While miners have sent less bitcoin to exchanges, investors have also purchased and moved bitcoin to cold storage since the beginning of July. In the last 30 days, exchanges experienced withdrawals (investor inflows) of approximately 82,590 bitcoin, or almost $3.9bn based on Sunday’s close. This illustrates investors’ recent bias towards accumulation rather than distribution seen during the volatility of May and June.
Joseph Orsini, CFA
Director of Research
Price Volatility of Digital Assets – A principal risk in trading Digital Assets is the rapid fluctuation of market price. High price volatility undermines Digital Assets’ role as a medium of exchange as consumers or retailers are much less likely to accept them as a form of payment. The value of client portfolios relates in part to the value of the Digital Assets held in the client portfolio and fluctuations in the price of Digital Assets could adversely affect the value of a client’s portfolio. There is no guarantee that a client will be able to achieve a better than average market price for Digital Assets or will purchase Digital Assets at the most favorable price available. The price of Digital Assets achieved by a client may be affected generally by a wide variety of complex and difficult to predict factors such as Digital Asset supply and demand; rewards and transaction fees for the recording of transactions on the blockchain; availability and access to Digital Asset service providers (such as payment processors), exchanges, miners or other Digital Asset users and market participants; perceived or actual Digital Asset network or Digital Asset security vulnerability; inflation levels; fiscal policy; interest rates; and political, natural and economic events.
Digital Asset Service Providers – Several companies and financial institutions provide services related to the buying, selling, payment processing and storing of virtual currency (i.e., banks, accountants, exchanges, digital wallet providers, and payment processors). However, there is no assurance that the virtual currency market, or the service providers necessary to accommodate it, will continue to support Digital Assets, continue in existence or grow. Further, there is no assurance that the availability of and access to virtual currency service providers will not be negatively affected by government regulation or supply and demand of Digital Assets. Accordingly, companies or financial institutions that currently support virtual currency may not do so in the future.
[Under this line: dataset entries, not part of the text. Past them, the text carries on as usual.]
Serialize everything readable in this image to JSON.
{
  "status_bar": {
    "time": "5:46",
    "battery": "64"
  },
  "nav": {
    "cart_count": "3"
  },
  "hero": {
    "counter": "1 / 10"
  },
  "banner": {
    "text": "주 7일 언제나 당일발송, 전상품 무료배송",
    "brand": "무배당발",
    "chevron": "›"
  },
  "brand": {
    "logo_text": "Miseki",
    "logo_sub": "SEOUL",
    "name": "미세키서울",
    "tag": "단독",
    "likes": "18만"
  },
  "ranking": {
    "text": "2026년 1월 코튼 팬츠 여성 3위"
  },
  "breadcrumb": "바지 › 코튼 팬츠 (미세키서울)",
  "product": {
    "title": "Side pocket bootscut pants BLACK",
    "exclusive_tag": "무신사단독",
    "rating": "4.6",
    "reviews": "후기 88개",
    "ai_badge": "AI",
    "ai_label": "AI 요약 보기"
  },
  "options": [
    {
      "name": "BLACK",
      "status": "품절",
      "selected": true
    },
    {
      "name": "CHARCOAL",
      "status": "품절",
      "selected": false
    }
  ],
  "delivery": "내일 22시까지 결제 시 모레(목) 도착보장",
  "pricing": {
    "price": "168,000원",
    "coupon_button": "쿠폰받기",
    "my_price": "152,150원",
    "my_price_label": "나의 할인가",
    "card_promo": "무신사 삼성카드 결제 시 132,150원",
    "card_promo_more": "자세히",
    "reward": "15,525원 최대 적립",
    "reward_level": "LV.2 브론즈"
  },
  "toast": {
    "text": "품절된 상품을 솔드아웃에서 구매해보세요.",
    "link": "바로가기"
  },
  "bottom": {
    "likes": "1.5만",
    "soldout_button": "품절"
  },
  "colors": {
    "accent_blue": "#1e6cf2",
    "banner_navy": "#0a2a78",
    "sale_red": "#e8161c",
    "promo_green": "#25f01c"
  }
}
Custody of Digital Assets – Under the Advisers Act, SEC registered investment advisers are required to hold securities with “qualified custodians,” among other requirements. Certain Digital Assets may be deemed to be securities. Currently, many of the companies providing Digital Assets custodial services fall outside of the SEC’s definition of “qualified custodian”, and many long-standing, prominent qualified custodians do not provide custodial services for Digital Assets or otherwise provide such services only with respect to a limited number of actively traded Digital Assets. Accordingly, clients may use non- qualified custodians to hold all or a portion of their Digital Assets.
Government Oversight of Digital Assets – The regulatory schemes—both foreign and domestic—possibly affecting Digital Assets or a Digital Asset network may not be fully developed and subject to change. It is possible that any jurisdiction may, in the near or distant future, adopt laws, regulations, policies or rules directly or indirectly affecting a Digital Asset network, generally, or restricting the right to acquire, own, hold, sell, convert, trade, or use Digital Assets, or to exchange Digital Assets for either fiat currency or other virtual currency. It is also possible that government authorities may take direct or indirect investigative or prosecutorial action related to, among other things, the use, ownership or transfer of Digital Assets, resulting in a change to its value or to the development of a Digital Asset.